In fact, this operation has started months ago already. DNSSEC has been rolled out to several of these servers over time, and the remaining ones will adopt it this Wednesday. However, users who may experience some problems accessing the Internet because of their part of the infrastructure not handling DNSSEC properly would not be aware of it until the last root server adopts the new standard.
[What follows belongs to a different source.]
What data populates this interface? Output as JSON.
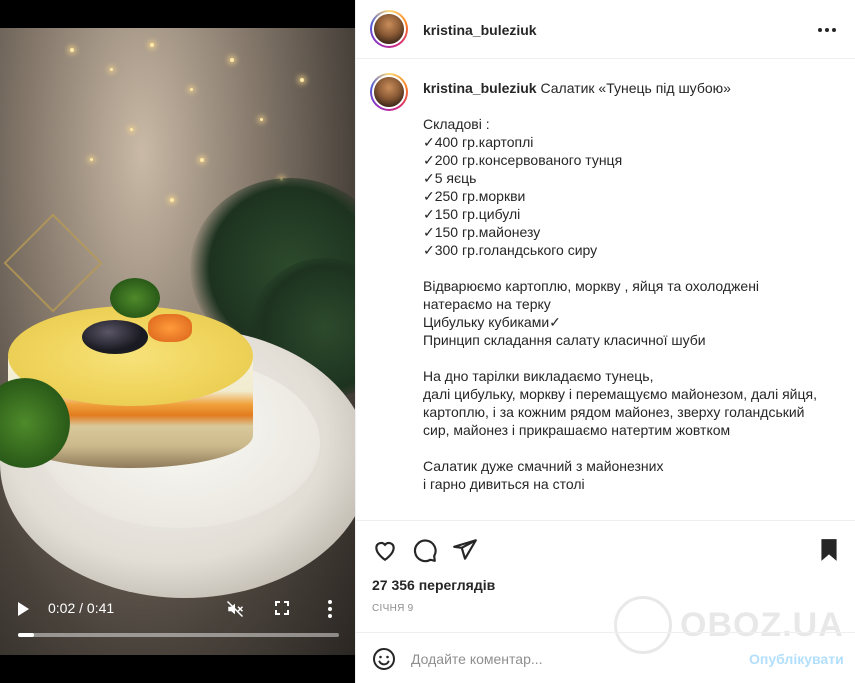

The DNS protocol usually uses UDP for transmitting data in the form of small packets. UDP is a relatively lightweight transmission protocol and many firewalls and other devices are configured to reject packets larger than 512 bytes, considering them dangerous or malformed. The thing is the extensions added in DNSSEC for signing transmissions make for significantly larger packets. Right now, transmission is re-routed to a non-DNSSEC-enabled root server if too large packets make it unsuccessful. The fear is that once DNSSEC is deployed to all root servers, misconfigured devices will not be able to resolve DNS transmissions through UDP. They could automatically switch to TCP--which readily accepts larger packet sizes--, but this protocol is much more resources-hungry than UDP, so servers can quickly get overwhelmed.

So, is DNSSEC really worth the trouble? Yes and no: DNSSEC is worth it, but it should not be any trouble. Typically, devices should be configured to use an extended version of DNS, called EDNS, when initiating a transmission that requires to be signed. By chance, EDNS allows the reception of packets larger than 512 bytes!

DNS-OARC and RIPE provide tools to test a DNS server's readiness for DNSSEC. Even if it does not enable EDNS, that does not mean it will have issues with DNSSEC though. As long as UDP packets larger than 512 bytes are accepted, everything is fine. Major ISP's and serious network administrators have long been ready for this. So in all logic, no significant "Internet outage" should occur on May 5th. The worst-case scenario is that in some instances, "middleware" devices will have to be tweaked to accept the new, larger packets.

References

Keywords

DNSSEC
DNS
EDNS
firewall
ISP
router
TCP
UDP